Liabilities, such as supplier bills and bank overdrafts, are referred to as current liabilities if they need to be paid within 12 months. Due to the way ROCE is calculated, a high level of current liabilities makes a company look as though it has less capital employed, and thus can (sometimes unfairly) boost the ROCE. To check the impact of this, we calculate if a company has high current liabilities relative to its total assets.
COSCO SHIPPING Ports has total assets of US$9.8b and current liabilities of US$774m. As a result, its current liabilities are equal to approximately 7.9% of its total assets. With barely any current liabilities, there is minimal impact on COSCO SHIPPING Ports’s admittedly low ROCE.

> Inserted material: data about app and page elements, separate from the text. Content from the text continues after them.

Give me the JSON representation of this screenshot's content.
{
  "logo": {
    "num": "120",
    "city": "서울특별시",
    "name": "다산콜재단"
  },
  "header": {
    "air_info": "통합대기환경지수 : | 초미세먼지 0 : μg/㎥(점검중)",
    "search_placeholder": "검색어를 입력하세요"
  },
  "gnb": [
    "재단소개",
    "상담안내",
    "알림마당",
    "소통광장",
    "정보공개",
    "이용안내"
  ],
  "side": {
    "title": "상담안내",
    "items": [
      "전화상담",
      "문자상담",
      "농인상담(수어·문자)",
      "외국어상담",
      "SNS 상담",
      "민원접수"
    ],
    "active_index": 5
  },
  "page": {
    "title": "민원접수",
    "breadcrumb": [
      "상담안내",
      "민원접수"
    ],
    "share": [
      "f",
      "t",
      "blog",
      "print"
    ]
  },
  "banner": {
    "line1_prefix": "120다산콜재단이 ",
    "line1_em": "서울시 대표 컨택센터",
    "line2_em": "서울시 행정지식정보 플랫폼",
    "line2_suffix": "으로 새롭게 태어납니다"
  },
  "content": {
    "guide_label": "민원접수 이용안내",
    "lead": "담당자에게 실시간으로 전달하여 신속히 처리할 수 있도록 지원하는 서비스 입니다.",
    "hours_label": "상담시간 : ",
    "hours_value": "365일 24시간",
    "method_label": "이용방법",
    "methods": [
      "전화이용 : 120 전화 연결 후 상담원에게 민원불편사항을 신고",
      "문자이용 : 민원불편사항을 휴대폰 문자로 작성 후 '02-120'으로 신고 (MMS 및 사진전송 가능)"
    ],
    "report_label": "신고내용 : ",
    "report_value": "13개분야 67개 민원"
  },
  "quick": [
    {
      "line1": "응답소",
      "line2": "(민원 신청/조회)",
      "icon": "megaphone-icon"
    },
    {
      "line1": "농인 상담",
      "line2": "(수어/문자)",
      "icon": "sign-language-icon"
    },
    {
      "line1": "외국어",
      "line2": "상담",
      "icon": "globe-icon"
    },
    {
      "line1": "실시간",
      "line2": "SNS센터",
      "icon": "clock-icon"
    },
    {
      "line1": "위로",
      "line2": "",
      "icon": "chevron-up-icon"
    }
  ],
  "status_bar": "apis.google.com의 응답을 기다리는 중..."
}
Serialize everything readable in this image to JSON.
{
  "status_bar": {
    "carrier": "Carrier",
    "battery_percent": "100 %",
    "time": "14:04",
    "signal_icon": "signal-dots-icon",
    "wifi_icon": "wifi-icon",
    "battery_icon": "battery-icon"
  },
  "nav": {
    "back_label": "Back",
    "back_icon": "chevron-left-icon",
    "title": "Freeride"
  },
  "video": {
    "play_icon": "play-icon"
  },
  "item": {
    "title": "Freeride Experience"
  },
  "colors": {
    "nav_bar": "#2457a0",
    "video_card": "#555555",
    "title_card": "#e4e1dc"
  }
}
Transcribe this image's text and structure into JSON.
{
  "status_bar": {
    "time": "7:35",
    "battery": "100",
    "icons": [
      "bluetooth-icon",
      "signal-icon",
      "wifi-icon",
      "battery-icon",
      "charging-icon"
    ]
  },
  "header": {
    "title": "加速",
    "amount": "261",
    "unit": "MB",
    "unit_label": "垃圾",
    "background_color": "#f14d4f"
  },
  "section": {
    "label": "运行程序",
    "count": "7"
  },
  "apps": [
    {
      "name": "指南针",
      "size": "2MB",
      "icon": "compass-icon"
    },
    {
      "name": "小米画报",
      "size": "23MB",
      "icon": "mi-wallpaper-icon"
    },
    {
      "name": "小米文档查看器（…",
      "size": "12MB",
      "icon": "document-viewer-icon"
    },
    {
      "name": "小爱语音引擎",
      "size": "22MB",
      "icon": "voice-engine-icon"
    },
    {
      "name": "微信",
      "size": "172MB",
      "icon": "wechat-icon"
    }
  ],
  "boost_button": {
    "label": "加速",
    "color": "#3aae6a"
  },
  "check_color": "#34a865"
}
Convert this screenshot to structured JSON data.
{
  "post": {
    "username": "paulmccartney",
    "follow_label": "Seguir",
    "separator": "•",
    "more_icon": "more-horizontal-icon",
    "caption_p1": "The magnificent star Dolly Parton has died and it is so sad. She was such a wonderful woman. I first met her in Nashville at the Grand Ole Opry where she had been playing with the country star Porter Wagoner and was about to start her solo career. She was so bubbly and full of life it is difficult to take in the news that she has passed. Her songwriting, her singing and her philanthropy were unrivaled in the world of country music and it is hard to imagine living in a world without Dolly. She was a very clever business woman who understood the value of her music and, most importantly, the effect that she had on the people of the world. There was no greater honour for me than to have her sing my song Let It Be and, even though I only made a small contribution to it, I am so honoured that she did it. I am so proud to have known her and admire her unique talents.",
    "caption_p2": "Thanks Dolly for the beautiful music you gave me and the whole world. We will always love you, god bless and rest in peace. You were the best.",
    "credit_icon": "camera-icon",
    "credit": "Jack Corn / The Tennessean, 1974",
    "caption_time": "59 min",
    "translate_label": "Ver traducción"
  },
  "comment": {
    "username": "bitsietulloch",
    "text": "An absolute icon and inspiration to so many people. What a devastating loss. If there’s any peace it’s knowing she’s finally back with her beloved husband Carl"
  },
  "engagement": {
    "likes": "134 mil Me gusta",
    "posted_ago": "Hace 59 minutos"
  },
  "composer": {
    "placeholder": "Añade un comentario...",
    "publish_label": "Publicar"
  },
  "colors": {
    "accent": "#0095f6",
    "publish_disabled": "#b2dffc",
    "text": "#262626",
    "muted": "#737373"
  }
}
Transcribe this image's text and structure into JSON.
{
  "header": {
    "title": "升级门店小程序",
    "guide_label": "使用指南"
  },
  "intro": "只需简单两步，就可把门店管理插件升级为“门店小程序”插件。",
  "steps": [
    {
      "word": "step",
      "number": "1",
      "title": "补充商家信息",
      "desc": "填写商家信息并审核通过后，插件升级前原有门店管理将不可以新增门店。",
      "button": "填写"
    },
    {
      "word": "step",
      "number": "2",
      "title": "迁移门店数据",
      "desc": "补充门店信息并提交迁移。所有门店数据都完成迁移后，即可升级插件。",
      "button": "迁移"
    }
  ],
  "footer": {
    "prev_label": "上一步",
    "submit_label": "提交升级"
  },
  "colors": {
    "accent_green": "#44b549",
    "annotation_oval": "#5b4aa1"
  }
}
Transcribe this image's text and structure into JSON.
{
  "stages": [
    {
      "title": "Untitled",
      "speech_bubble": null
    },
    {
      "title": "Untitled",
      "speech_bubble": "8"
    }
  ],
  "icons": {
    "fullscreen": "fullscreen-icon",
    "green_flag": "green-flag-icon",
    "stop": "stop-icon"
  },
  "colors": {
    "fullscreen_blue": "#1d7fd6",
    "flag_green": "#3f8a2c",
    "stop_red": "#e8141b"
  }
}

What We Can Learn From COSCO SHIPPING Ports’s ROCE
Nevertheless, there are potentially more attractive companies to invest in. You might be able to find a better investment than COSCO SHIPPING Ports. If you want a selection of possible winners, check out this free list of interesting companies that trade on a P/E below 20 (but have proven they can grow earnings).
I will like COSCO SHIPPING Ports better if I see some big insider buys. While we wait, check out this free list of growing companies with considerable, recent, insider buying.
We aim to bring you long-term focused research analysis driven by fundamental data. Note that our analysis may not factor in the latest price-sensitive company announcements or qualitative material.
If you spot an error that warrants correction, please contact the editor at firstname.lastname@example.org. This article by Simply Wall St is general in nature. It does not constitute a recommendation to buy or sell any stock, and does not take account of your objectives, or your financial situation. Simply Wall St has no position in the stocks mentioned. Thank you for reading.